Mentorship breakout sessions helped teams to re-evaluate their proposed solutions and continue building on their ideas. “Your mobile application should fill in into the ecosystem of the refugees’ needs so that it can be of use and (make) sense to them. Bring the refugees to the centre of your solutions,” says Tayyar Sukru Cansizoglu, Head of United Nations High Commissioner for Refugees (UNHCR) programs in Kakuma. Tech experts from various organizations were on hand to help teams come up with designs for their prototypes. They provided very useful mentoring that our YTF participants report will stay with them beyond the hackathon.
The climax of the event was the pitch session. iHub provided mentoring to help prepare teams for pitching their solutions to the judging panel. One of the solutions that our YTF team members helped develop, Kwanza Aid, was a platform aimed at providing two access points of information that would enable community health workers and Kenya Red Cross to effectively provide crucial services and predict the occurrence of outbreaks before they happen. The Kwanza Aid prototype took into account the challenges faced in Kakuma such as poor mobile connectivity, illiteracy and language barriers, the types of mobile devices used by refugees, and the types of information that needs to be collected and transmitted. The Kwanza Aid solution used technologies such as geomapping, analytical tools, assistive technology, and Unstructured Supplementary Service Data (USSD) to facilitate timely responses to health emergencies in the camp.
YTF team members who participated in the TechFugees Hackathon say these were the three key points they are taking away from the event:
- Avoid disjointed design by inclusive innovation.
- Collaborate with other people in the ecosystem to achieve product market fit.

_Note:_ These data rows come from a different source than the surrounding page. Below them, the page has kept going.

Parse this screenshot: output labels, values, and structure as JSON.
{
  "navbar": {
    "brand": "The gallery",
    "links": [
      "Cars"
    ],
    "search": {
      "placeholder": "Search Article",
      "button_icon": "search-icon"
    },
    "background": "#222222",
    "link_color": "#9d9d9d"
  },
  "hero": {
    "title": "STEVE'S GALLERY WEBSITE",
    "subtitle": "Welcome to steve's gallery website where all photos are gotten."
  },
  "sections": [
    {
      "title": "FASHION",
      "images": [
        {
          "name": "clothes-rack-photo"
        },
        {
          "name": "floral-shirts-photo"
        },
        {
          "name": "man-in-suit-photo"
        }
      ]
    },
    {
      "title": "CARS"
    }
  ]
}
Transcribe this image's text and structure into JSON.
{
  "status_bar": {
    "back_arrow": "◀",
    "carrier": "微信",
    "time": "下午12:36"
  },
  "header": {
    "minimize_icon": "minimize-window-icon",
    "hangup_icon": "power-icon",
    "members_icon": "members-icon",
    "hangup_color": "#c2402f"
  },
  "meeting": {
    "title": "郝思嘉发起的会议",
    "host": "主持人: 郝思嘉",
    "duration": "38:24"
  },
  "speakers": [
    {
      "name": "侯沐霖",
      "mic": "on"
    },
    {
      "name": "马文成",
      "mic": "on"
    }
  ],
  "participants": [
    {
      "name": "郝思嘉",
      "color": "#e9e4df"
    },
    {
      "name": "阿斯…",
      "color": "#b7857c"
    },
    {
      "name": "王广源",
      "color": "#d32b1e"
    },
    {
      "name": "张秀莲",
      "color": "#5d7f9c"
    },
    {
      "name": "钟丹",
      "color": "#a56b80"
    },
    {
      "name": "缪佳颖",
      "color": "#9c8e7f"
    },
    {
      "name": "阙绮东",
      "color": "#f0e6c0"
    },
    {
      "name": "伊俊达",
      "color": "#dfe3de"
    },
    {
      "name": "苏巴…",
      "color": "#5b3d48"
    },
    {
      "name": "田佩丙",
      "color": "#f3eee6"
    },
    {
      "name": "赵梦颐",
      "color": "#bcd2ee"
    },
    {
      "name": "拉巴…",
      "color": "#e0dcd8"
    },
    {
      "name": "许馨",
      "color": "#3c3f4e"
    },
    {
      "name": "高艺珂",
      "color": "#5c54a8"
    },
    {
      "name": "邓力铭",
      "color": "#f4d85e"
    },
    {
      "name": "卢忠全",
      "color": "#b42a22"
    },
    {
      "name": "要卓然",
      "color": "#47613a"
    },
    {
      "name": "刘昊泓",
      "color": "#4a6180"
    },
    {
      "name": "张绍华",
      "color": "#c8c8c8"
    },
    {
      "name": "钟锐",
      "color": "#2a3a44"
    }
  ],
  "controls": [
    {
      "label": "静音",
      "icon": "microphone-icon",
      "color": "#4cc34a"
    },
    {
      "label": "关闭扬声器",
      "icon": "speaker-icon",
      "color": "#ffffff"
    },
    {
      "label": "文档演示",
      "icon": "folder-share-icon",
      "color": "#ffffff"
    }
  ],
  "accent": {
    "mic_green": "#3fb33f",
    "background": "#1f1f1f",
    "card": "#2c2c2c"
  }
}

- Build your products into platforms to support different facets of life.
YTF cannot wait to revolutionize the lives of refugees at camps such as Kakuma with the robust technology solutions we developed at the Hackathon and the innovative thinkers we help develop every day through our education initiatives at YTF Academy in Kenya.